Line by Line

The positionLayouts() function fills in the layouts list with QTextLayout objects that describe how each paragraph fits inside the shape. We'll only show the body of the function to save space.

We begin by establishing the default font and line height, and we calculate the scale factor used to resize the shape to fill the entire widget. We also convert the shape's painter path to a list of polygons to use when we try to fit lines within the available space.

    QFontMetricsF fm(font);
    qreal lineHeight = fm.height();
    xScale = width()/shapeWidth;
    yScale = height()/shapeHeight;
    QMatrix m(xScale, 0.0, 0.0, yScale, 0.0, 0.0);
    QList<QPolygonF> polygons = shape.toSubpathPolygons(m);
    qreal y = yScale * shape.boundingRect().top() + margin;
    qreal ymax = yScale * shape.boundingRect().bottom()
               - margin;

The vertical position of the first line in the page, y, and the lowest position we can move to, ymax, are determined from the scale factor, shape and margin. We discard the existing text layout by deleting all current QTextLayout objects and clearing the layouts list.

We iterate over all paragraphs in the document, using a separate text layout for each of them. Each layout is constructed with the raw text and the default font, but we also supply a list of additional formats that influence the appearance of the text.

    for (int p = 0; p < paragraphs.size(); ++p) {
      QTextLayout *textLayout =
                  new QTextLayout(paragraphs[p], font);
      QTextLine line = textLayout->createLine();

With a layout ready to use, we obtain our first QTextLine object and start the process of laying out the text.

As described earlier, we place horizontal lines above and below where we would like to place a line of text and test for intersections with the lines that make up each polygon, storing all x-coordinates where these occur.

    while (line.isValid()) {
        QLineF topLine = QLineF(xmin, y, xmax, y);
        QLineF bottomLine = topLine;
        bottomLine.translate(0, lineHeight);
        QVector<qreal> xCoords;
        foreach (QPolygonF polygon, polygons) {
            for (int i = 0; (i+1) < polygon.size(); ++i) {
                QLineF l = QLineF(polygon[i], polygon[i+1]);
                QPointF p;
                if (l.intersect(topLine, &p) ==
                if (l.intersect(bottomLine, &p) ==

If there is an a positive, even number of intersections, we sort the x-coordinates and use the innermost ones as horizontal margins for this line of text.

      if (xCoords.size() > 0 && (xCoords.size() % 2) == 0) {
          qSort(xCoords.begin(), xCoords.end());
          left = xCoords[xCoords.size()/2 - 1] + margin;
          right = xCoords[xCoords.size()/2] - margin;
          line.setPosition(QPointF(left, y));
          line.setLineWidth(right - left);

We can now set the position and width of the line using the margins and current value of y, and move downwards by one line height.
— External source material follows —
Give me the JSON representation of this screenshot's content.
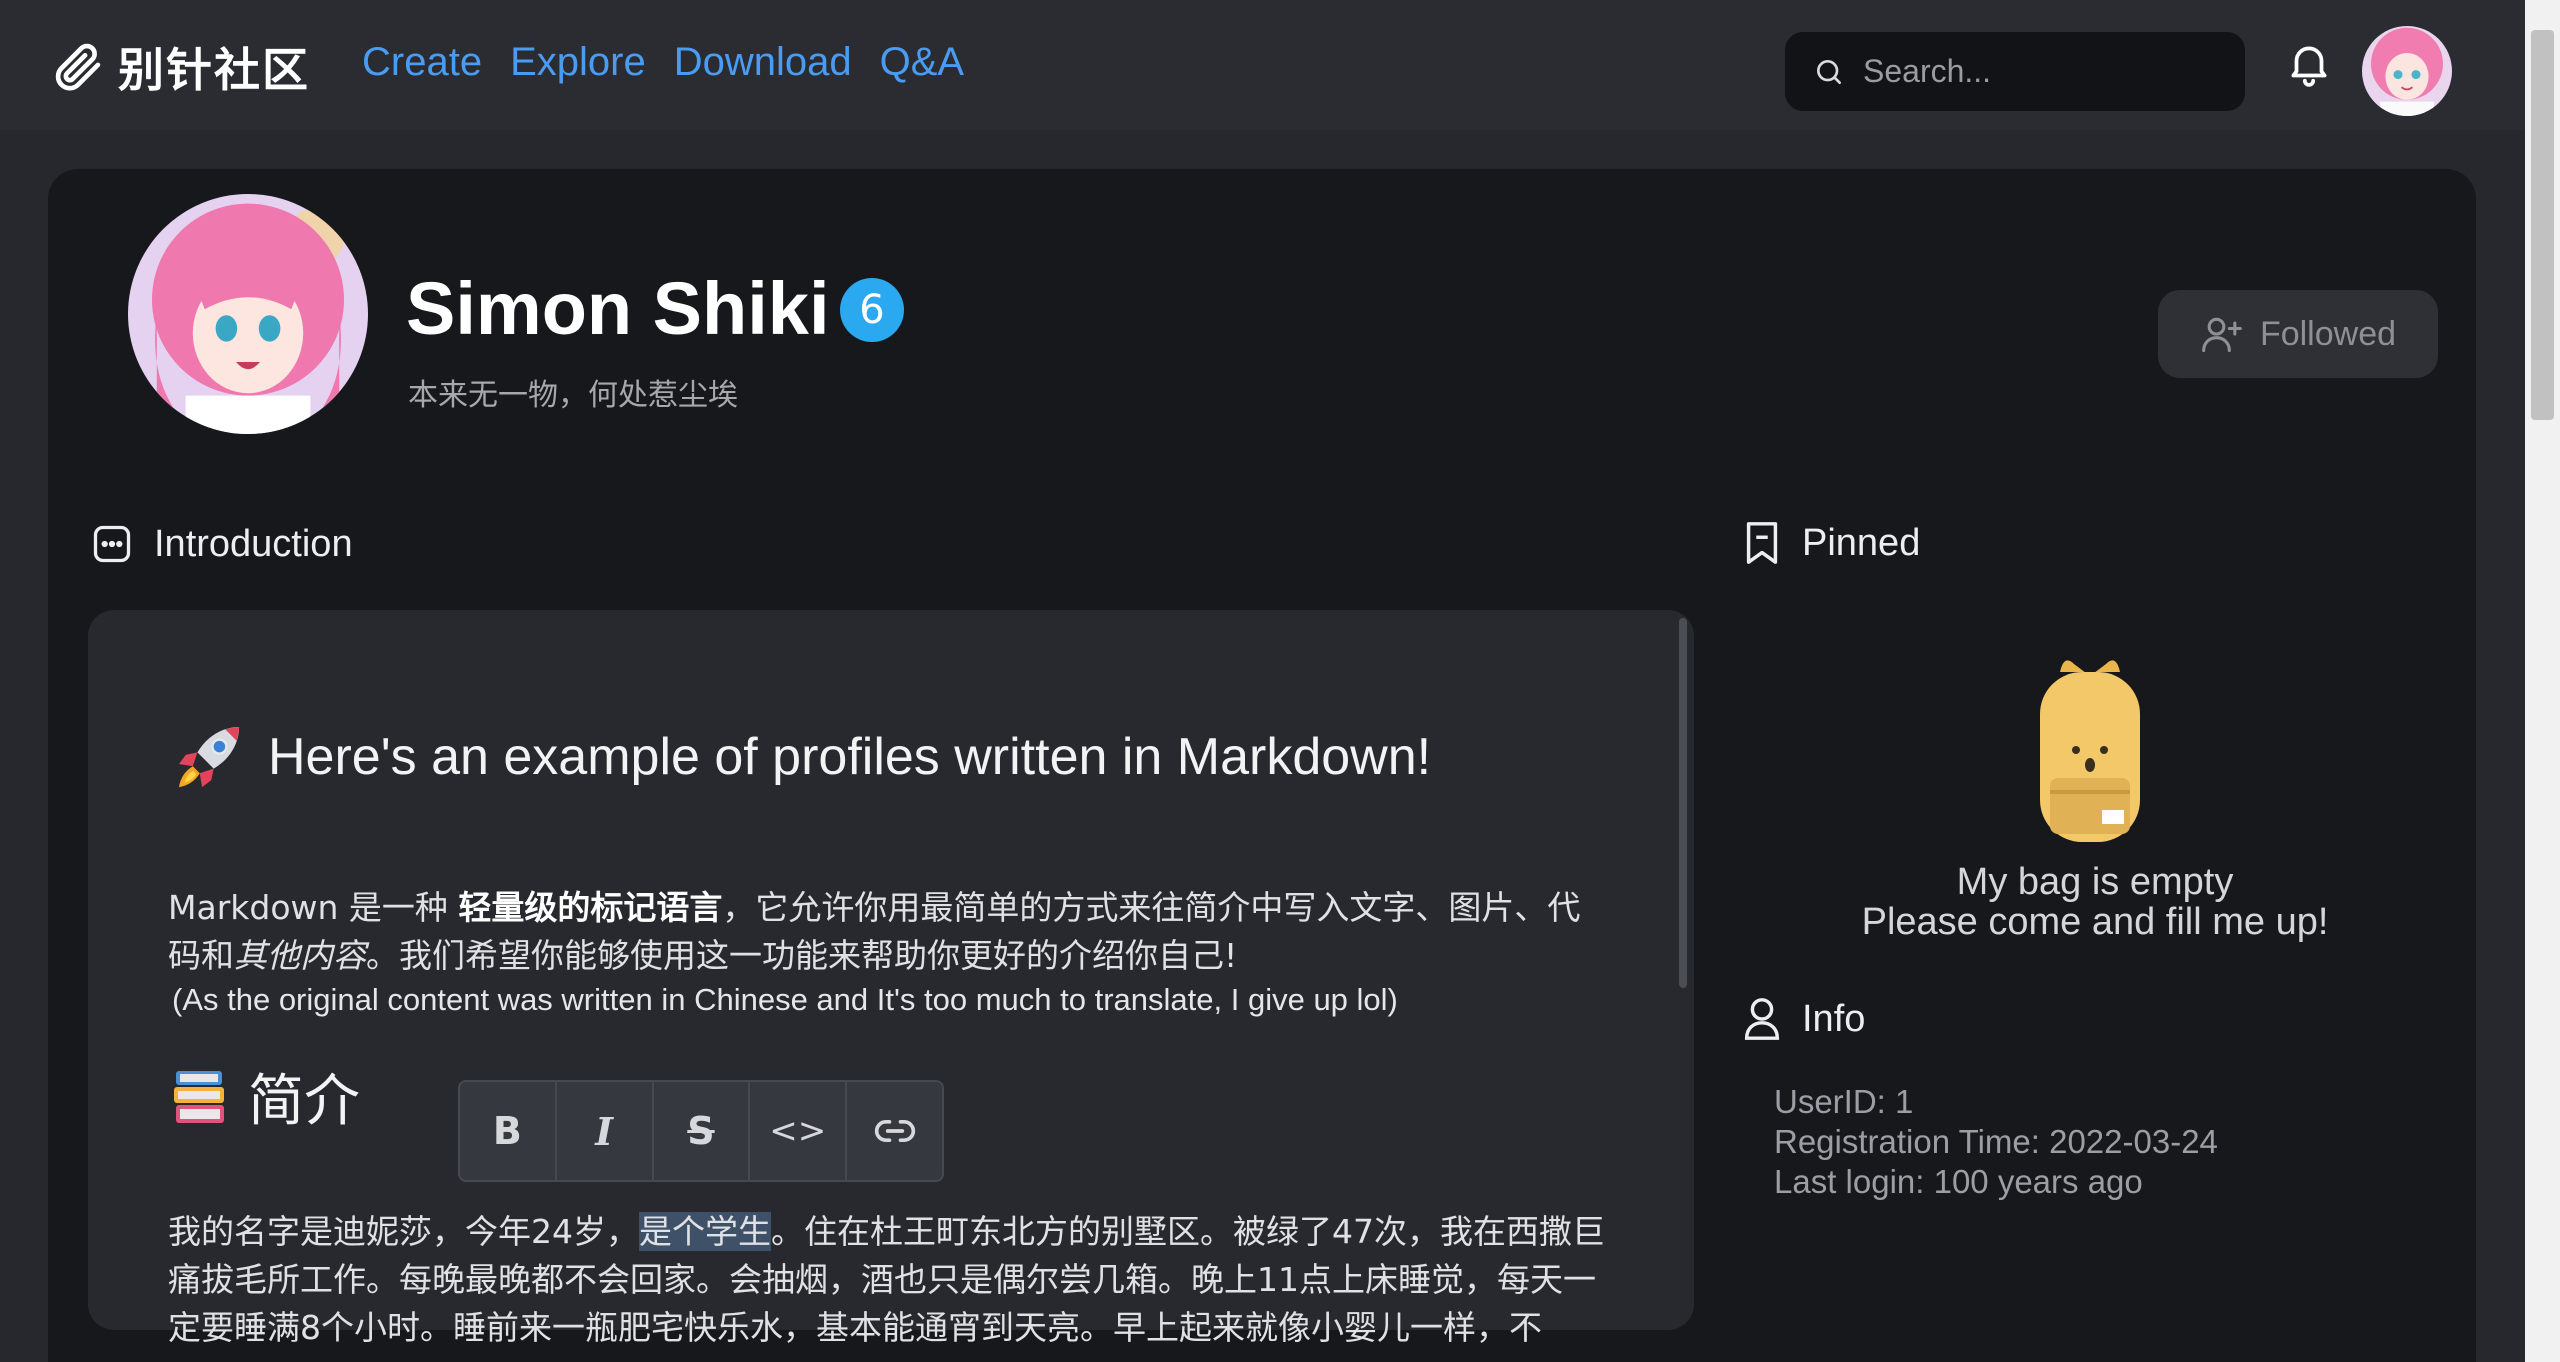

If the text fits into the available horizontal space and didn't cross the bottom margin, we create a new line to work with.
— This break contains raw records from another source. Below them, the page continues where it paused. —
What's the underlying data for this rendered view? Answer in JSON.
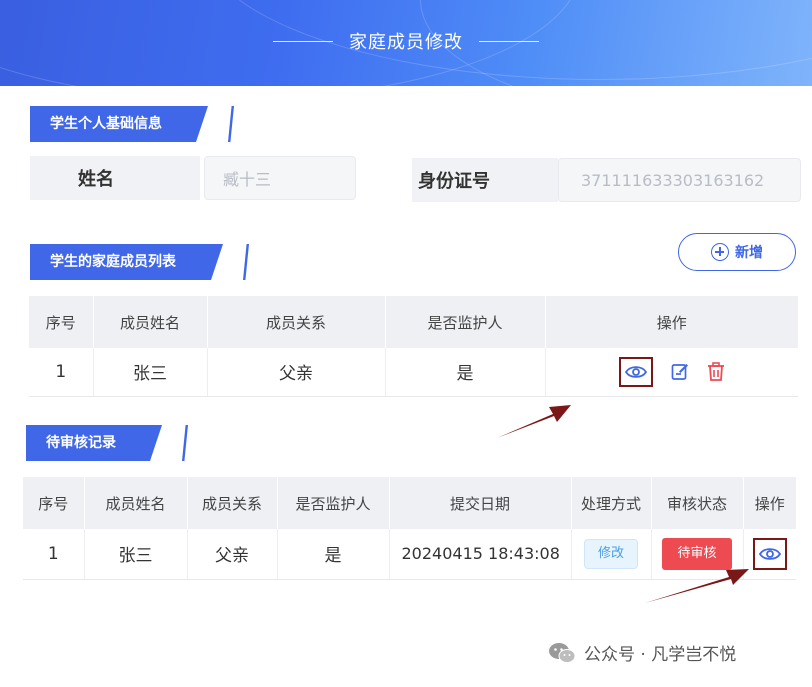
{
  "header": {
    "title": "家庭成员修改"
  },
  "basic_info": {
    "section_title": "学生个人基础信息",
    "name_label": "姓名",
    "name_value": "臧十三",
    "id_label": "身份证号",
    "id_value": "371111633303163162"
  },
  "family_list": {
    "section_title": "学生的家庭成员列表",
    "add_label": "新增",
    "columns": [
      "序号",
      "成员姓名",
      "成员关系",
      "是否监护人",
      "操作"
    ],
    "rows": [
      {
        "index": "1",
        "name": "张三",
        "relation": "父亲",
        "guardian": "是"
      }
    ]
  },
  "pending": {
    "section_title": "待审核记录",
    "columns": [
      "序号",
      "成员姓名",
      "成员关系",
      "是否监护人",
      "提交日期",
      "处理方式",
      "审核状态",
      "操作"
    ],
    "rows": [
      {
        "index": "1",
        "name": "张三",
        "relation": "父亲",
        "guardian": "是",
        "date": "20240415 18:43:08",
        "method": "修改",
        "status": "待审核"
      }
    ]
  },
  "watermark": {
    "text": "公众号 · 凡学岂不悦"
  },
  "icons": {
    "view": "eye-icon",
    "edit": "edit-icon",
    "delete": "trash-icon",
    "add": "plus-circle-icon",
    "wechat": "wechat-icon"
  },
  "colors": {
    "primary": "#3f67e8",
    "danger": "#ee4a52",
    "highlight_box": "#7a1818",
    "arrow": "#7a1818"
  }
}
        y += line.height();
          if (line.naturalTextWidth() <= (right - left)
              && y <= ymax)
                line = textLayout->createLine();
        } else
            y += lineHeight;
        if (y + lineHeight > ymax) break;
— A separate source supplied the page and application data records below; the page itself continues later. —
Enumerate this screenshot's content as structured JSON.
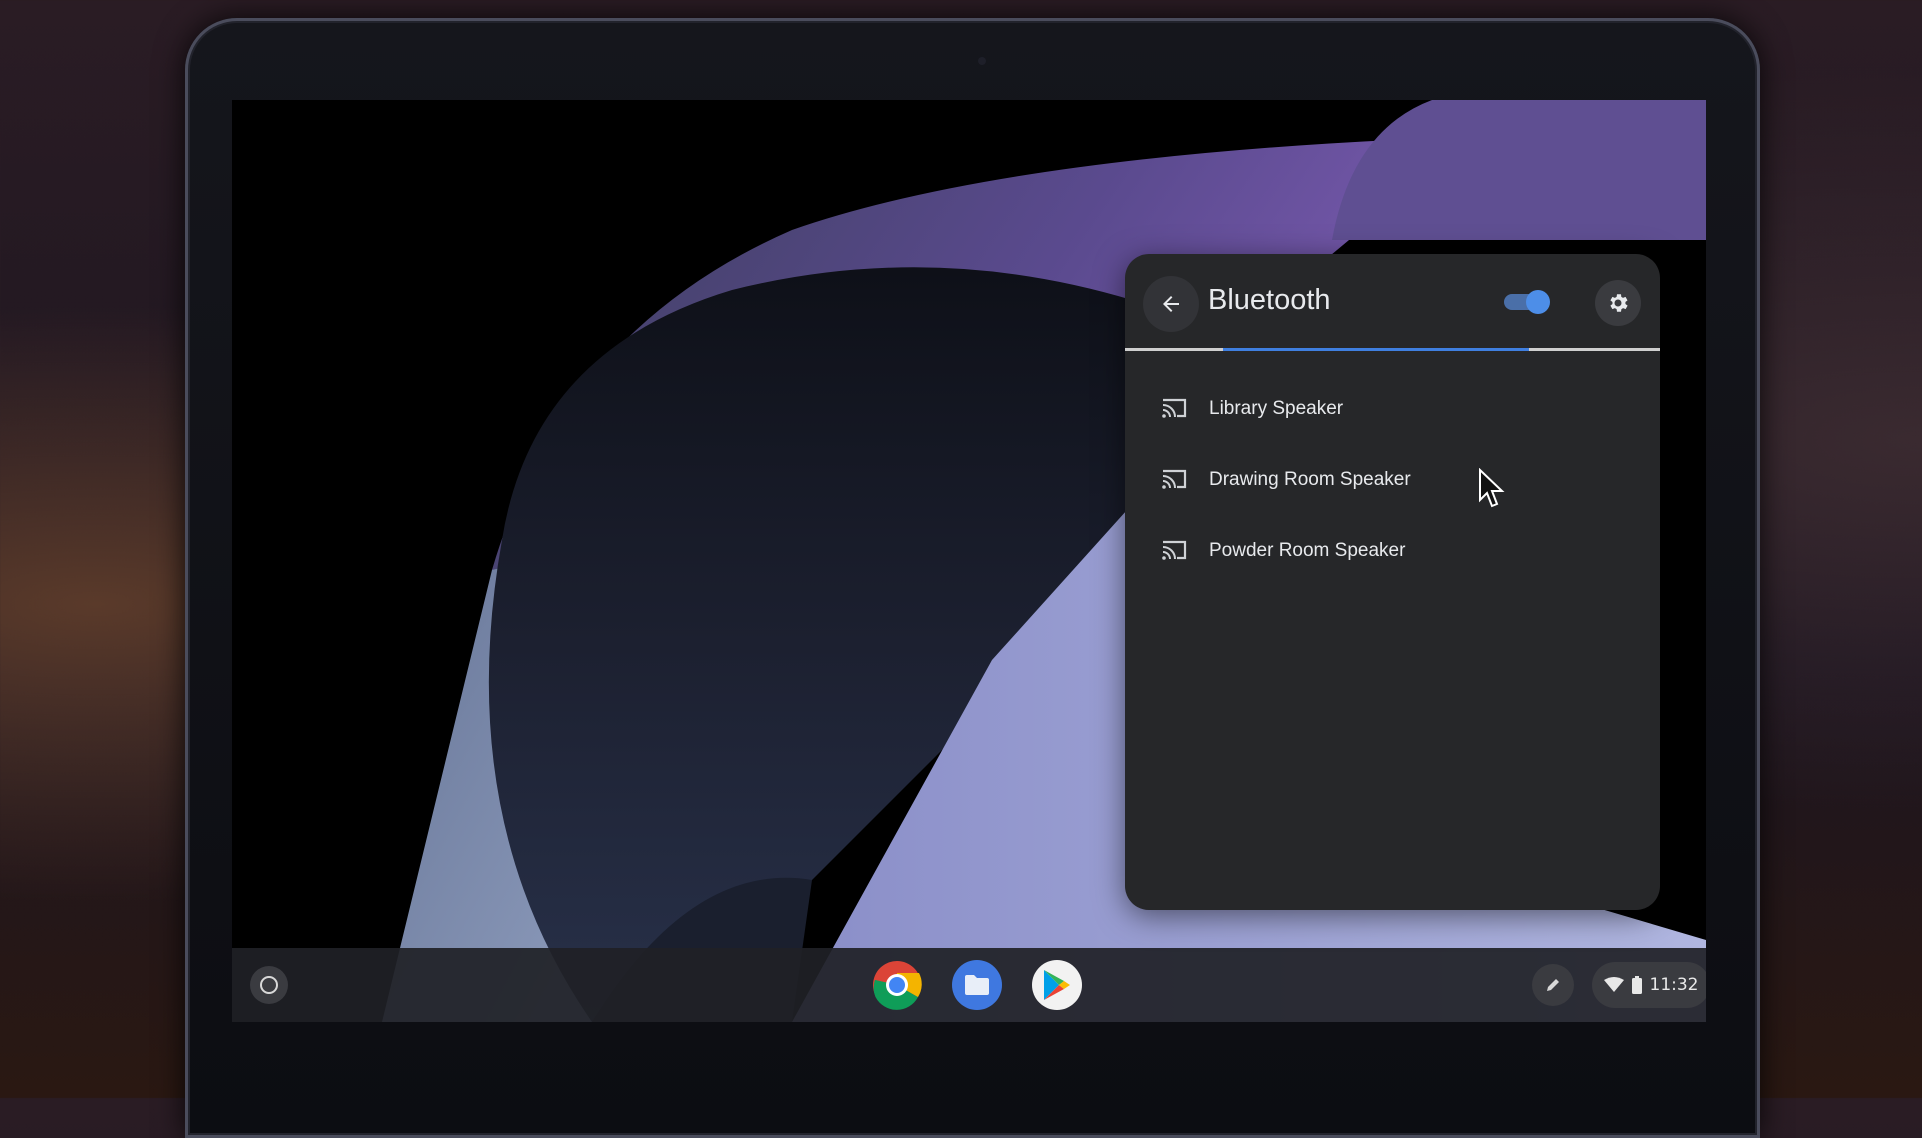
{
  "bluetooth_panel": {
    "title": "Bluetooth",
    "toggle_state": "on",
    "accent_color": "#4d8ee8",
    "devices": [
      {
        "label": "Library Speaker",
        "icon": "cast-icon"
      },
      {
        "label": "Drawing Room Speaker",
        "icon": "cast-icon"
      },
      {
        "label": "Powder Room Speaker",
        "icon": "cast-icon"
      }
    ]
  },
  "shelf": {
    "apps": [
      {
        "name": "chrome-icon"
      },
      {
        "name": "files-icon"
      },
      {
        "name": "play-store-icon"
      }
    ],
    "clock": "11:32"
  }
}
If, for some reason, we couldn't even try to place text in a line, we continue moving downwards until there is no space left, breaking out of the line layout loop. At this point, we may still have an "active" line to deal with. Currently, the only way to discard it is to place it outside the visible widget area.

    if (line.isValid())
          line.setPosition(QPointF(xScale * shapeWidth,
                                   yScale * shapeHeight));
      y += paragraphSkip;
      if (y + lineHeight > ymax) break;

With the paragraph laid out, we call endLayout() and append the layout object to the layouts list, ready to be painted. Before laying out the next paragraph, we increase the y-coordinate to insert some extra space, or break out of the loop if we approach the bottom margin.

Filling in the Gaps

The missing setParagraphs() function needed to set up character formats is included in the example code, available here.